* WHAT TO WORK ON *
From the first line to the last, retype the records exactly and skip the pictures.

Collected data
......

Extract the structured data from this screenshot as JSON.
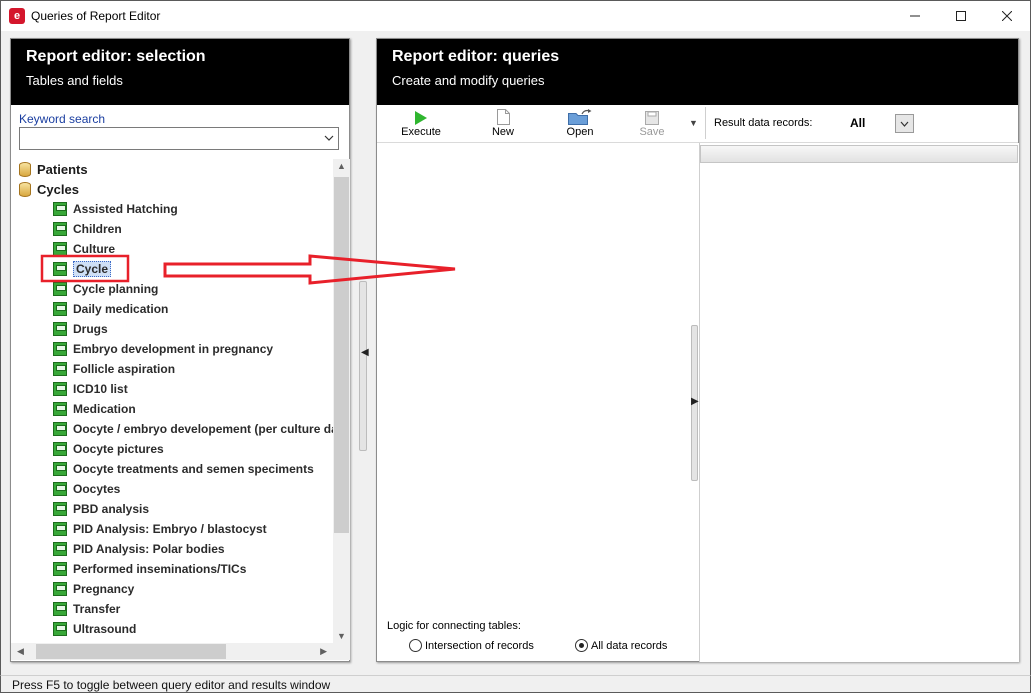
{
  "window": {
    "title": "Queries of Report Editor",
    "icon_letter": "e"
  },
  "left_panel": {
    "title": "Report editor: selection",
    "subtitle": "Tables and fields",
    "keyword_label": "Keyword search",
    "keyword_value": "",
    "tree": {
      "roots": [
        {
          "label": "Patients"
        },
        {
          "label": "Cycles"
        }
      ],
      "children": [
        {
          "label": "Assisted Hatching"
        },
        {
          "label": "Children"
        },
        {
          "label": "Culture"
        },
        {
          "label": "Cycle"
        },
        {
          "label": "Cycle planning"
        },
        {
          "label": "Daily medication"
        },
        {
          "label": "Drugs"
        },
        {
          "label": "Embryo development in pregnancy"
        },
        {
          "label": "Follicle aspiration"
        },
        {
          "label": "ICD10 list"
        },
        {
          "label": "Medication"
        },
        {
          "label": "Oocyte / embryo developement (per culture da"
        },
        {
          "label": "Oocyte pictures"
        },
        {
          "label": "Oocyte treatments and semen speciments"
        },
        {
          "label": "Oocytes"
        },
        {
          "label": "PBD analysis"
        },
        {
          "label": "PID Analysis: Embryo / blastocyst"
        },
        {
          "label": "PID Analysis: Polar bodies"
        },
        {
          "label": "Performed inseminations/TICs"
        },
        {
          "label": "Pregnancy"
        },
        {
          "label": "Transfer"
        },
        {
          "label": "Ultrasound"
        }
      ],
      "selected": "Cycle"
    }
  },
  "right_panel": {
    "title": "Report editor: queries",
    "subtitle": "Create and modify queries",
    "toolbar": {
      "execute_label": "Execute",
      "new_label": "New",
      "open_label": "Open",
      "save_label": "Save"
    },
    "result_records_label": "Result data records:",
    "result_records_value": "All",
    "logic_label": "Logic for connecting tables:",
    "logic_options": [
      "Intersection of records",
      "All data records"
    ],
    "logic_selected": "All data records"
  },
  "status_bar": {
    "text": "Press F5 to toggle between query editor and results window"
  },
  "colors": {
    "header_bg": "#000000",
    "highlight_red": "#e8202a",
    "execute_green": "#2fb62f"
  }
}
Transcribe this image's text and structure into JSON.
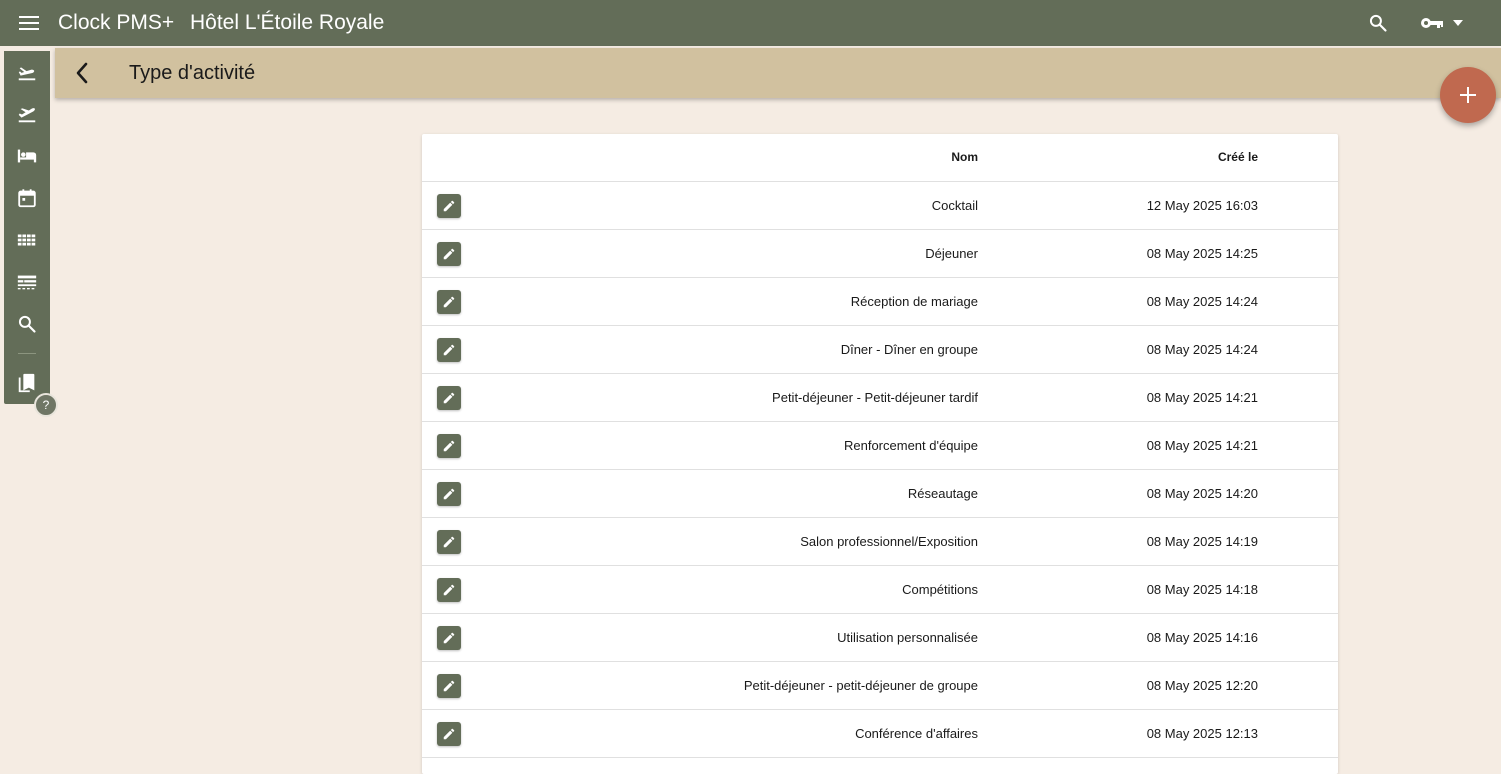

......

* ANSWER TO THIS EXERCISE *
Extract the structured data from this screenshot as JSON.
{
  "window": {
    "title": "Queries of Report Editor",
    "icon_letter": "e"
  },
  "left_panel": {
    "title": "Report editor: selection",
    "subtitle": "Tables and fields",
    "keyword_label": "Keyword search",
    "keyword_value": "",
    "tree": {
      "roots": [
        {
          "label": "Patients"
        },
        {
          "label": "Cycles"
        }
      ],
      "children": [
        {
          "label": "Assisted Hatching"
        },
        {
          "label": "Children"
        },
        {
          "label": "Culture"
        },
        {
          "label": "Cycle"
        },
        {
          "label": "Cycle planning"
        },
        {
          "label": "Daily medication"
        },
        {
          "label": "Drugs"
        },
        {
          "label": "Embryo development in pregnancy"
        },
        {
          "label": "Follicle aspiration"
        },
        {
          "label": "ICD10 list"
        },
        {
          "label": "Medication"
        },
        {
          "label": "Oocyte / embryo developement (per culture da"
        },
        {
          "label": "Oocyte pictures"
        },
        {
          "label": "Oocyte treatments and semen speciments"
        },
        {
          "label": "Oocytes"
        },
        {
          "label": "PBD analysis"
        },
        {
          "label": "PID Analysis: Embryo / blastocyst"
        },
        {
          "label": "PID Analysis: Polar bodies"
        },
        {
          "label": "Performed inseminations/TICs"
        },
        {
          "label": "Pregnancy"
        },
        {
          "label": "Transfer"
        },
        {
          "label": "Ultrasound"
        }
      ],
      "selected": "Cycle"
    }
  },
  "right_panel": {
    "title": "Report editor: queries",
    "subtitle": "Create and modify queries",
    "toolbar": {
      "execute_label": "Execute",
      "new_label": "New",
      "open_label": "Open",
      "save_label": "Save"
    },
    "result_records_label": "Result data records:",
    "result_records_value": "All",
    "logic_label": "Logic for connecting tables:",
    "logic_options": [
      "Intersection of records",
      "All data records"
    ],
    "logic_selected": "All data records"
  },
  "status_bar": {
    "text": "Press F5 to toggle between query editor and results window"
  },
  "colors": {
    "header_bg": "#000000",
    "highlight_red": "#e8202a",
    "execute_green": "#2fb62f"
  }
}
Transcribe this image's text and structure into JSON.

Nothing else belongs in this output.